THE TASK:
If a line in the entries below holds the string "Texto", copy it.

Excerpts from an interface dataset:
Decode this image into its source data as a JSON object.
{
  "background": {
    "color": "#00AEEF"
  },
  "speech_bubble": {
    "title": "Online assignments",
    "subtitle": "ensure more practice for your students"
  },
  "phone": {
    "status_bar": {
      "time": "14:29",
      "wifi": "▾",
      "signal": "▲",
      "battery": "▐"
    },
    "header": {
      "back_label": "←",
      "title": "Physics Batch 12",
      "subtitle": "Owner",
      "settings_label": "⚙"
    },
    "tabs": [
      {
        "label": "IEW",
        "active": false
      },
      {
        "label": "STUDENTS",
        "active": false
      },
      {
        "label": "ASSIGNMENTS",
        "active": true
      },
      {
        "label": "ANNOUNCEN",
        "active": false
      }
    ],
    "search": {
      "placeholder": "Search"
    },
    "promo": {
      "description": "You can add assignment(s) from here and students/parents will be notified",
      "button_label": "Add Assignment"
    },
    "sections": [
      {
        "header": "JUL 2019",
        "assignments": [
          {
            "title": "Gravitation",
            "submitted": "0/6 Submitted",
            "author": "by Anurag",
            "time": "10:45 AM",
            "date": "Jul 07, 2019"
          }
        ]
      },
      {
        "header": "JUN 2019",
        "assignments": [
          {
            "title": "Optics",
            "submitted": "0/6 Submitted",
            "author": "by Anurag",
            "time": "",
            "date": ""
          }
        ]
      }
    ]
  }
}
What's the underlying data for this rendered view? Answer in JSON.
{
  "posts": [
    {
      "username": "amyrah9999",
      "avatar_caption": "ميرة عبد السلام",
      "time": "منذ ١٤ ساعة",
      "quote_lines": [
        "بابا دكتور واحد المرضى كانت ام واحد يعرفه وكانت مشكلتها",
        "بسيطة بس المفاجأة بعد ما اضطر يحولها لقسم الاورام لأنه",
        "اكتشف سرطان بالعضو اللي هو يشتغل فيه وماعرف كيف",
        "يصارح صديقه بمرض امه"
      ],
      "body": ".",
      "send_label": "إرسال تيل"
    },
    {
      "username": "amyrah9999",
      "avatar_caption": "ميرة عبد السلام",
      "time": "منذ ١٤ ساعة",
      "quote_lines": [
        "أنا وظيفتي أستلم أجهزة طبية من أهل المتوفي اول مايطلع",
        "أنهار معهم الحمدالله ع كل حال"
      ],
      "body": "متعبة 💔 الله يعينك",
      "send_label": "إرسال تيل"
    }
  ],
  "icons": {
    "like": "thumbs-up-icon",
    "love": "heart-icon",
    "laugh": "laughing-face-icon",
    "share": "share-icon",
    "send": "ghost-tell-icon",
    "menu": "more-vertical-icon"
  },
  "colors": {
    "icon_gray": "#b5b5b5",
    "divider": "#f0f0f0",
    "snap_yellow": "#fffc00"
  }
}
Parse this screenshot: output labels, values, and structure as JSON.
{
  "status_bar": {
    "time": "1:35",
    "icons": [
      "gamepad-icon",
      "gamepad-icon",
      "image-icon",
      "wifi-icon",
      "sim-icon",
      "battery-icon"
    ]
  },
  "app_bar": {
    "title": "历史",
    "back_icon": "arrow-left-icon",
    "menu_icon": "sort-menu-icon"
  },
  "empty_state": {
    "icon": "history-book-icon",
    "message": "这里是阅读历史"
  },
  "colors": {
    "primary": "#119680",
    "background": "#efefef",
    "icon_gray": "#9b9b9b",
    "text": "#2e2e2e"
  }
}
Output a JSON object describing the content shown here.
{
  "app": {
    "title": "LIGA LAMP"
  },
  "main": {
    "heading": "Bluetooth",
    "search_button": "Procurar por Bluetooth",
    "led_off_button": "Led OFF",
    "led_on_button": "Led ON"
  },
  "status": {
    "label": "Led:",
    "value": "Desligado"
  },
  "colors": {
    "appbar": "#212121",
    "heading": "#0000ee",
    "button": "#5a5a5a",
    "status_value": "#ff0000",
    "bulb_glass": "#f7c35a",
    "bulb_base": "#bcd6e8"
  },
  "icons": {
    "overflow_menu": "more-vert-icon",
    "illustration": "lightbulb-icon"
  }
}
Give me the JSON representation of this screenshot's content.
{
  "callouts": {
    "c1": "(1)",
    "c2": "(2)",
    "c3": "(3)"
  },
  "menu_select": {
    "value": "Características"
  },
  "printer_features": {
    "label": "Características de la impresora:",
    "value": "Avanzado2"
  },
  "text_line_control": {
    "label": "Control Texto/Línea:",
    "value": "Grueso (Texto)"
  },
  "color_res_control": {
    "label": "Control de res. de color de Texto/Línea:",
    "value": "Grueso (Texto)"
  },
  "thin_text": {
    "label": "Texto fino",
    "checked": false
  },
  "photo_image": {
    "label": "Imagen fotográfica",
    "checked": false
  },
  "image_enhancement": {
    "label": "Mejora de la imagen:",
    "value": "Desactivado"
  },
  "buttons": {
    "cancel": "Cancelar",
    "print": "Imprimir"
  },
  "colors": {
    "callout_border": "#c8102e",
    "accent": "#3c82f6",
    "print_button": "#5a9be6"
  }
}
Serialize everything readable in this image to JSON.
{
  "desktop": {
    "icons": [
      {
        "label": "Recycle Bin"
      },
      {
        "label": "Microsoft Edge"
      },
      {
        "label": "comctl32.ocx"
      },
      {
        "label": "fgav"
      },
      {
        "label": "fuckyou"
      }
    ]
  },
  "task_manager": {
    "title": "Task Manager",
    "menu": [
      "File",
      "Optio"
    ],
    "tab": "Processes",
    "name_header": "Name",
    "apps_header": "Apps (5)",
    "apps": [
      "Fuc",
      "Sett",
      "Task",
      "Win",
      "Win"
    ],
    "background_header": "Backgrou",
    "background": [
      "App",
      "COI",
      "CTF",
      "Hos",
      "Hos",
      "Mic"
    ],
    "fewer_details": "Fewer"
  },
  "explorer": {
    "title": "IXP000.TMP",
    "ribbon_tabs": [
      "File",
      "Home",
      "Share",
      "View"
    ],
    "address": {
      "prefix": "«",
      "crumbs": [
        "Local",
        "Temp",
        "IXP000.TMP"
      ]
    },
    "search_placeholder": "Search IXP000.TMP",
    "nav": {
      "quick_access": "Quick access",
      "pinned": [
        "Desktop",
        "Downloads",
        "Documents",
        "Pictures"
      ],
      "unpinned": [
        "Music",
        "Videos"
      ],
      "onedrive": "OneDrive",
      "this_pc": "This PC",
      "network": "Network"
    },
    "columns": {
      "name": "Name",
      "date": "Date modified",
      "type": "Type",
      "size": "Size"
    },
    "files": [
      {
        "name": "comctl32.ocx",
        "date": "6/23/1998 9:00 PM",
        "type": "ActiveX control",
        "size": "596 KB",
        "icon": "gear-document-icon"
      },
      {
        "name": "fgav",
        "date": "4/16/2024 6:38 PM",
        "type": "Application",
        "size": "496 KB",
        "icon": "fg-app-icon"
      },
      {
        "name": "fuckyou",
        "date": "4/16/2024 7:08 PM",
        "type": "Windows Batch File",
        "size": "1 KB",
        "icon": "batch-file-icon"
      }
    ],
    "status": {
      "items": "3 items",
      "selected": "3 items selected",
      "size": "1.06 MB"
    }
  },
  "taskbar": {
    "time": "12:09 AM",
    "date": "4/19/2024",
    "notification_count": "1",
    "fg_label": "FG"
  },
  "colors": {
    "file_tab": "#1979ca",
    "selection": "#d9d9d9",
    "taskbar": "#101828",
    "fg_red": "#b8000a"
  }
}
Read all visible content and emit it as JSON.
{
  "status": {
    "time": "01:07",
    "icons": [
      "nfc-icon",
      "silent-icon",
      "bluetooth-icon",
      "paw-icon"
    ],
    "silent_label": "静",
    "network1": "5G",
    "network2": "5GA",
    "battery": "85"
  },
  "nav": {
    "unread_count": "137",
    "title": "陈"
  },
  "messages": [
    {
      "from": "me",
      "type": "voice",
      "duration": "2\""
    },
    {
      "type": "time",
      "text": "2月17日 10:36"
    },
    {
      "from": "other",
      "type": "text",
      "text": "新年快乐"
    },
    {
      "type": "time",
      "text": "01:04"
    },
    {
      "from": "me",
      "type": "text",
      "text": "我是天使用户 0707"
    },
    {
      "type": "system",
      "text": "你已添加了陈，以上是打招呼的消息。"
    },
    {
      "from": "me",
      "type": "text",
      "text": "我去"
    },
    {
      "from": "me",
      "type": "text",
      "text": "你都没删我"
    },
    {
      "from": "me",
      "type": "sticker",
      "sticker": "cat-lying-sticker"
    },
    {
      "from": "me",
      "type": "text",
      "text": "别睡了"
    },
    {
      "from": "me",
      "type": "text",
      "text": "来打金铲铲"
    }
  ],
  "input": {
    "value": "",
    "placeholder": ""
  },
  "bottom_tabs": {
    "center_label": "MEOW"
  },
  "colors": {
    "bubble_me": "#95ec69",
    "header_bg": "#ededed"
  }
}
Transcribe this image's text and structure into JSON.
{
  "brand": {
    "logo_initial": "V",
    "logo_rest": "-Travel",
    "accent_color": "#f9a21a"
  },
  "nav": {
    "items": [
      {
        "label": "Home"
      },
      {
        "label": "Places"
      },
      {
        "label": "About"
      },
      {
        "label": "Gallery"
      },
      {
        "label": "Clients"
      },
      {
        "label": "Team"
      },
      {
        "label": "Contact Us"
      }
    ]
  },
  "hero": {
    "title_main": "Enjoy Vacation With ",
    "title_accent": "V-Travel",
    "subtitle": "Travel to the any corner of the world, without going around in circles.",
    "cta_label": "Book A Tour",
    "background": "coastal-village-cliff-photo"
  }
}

YOUR SOLUTION:
    "label": "Control Texto/Línea:",
    "value": "Grueso (Texto)"
    "label": "Control de res. de color de Texto/Línea:",
    "value": "Grueso (Texto)"
    "label": "Texto fino",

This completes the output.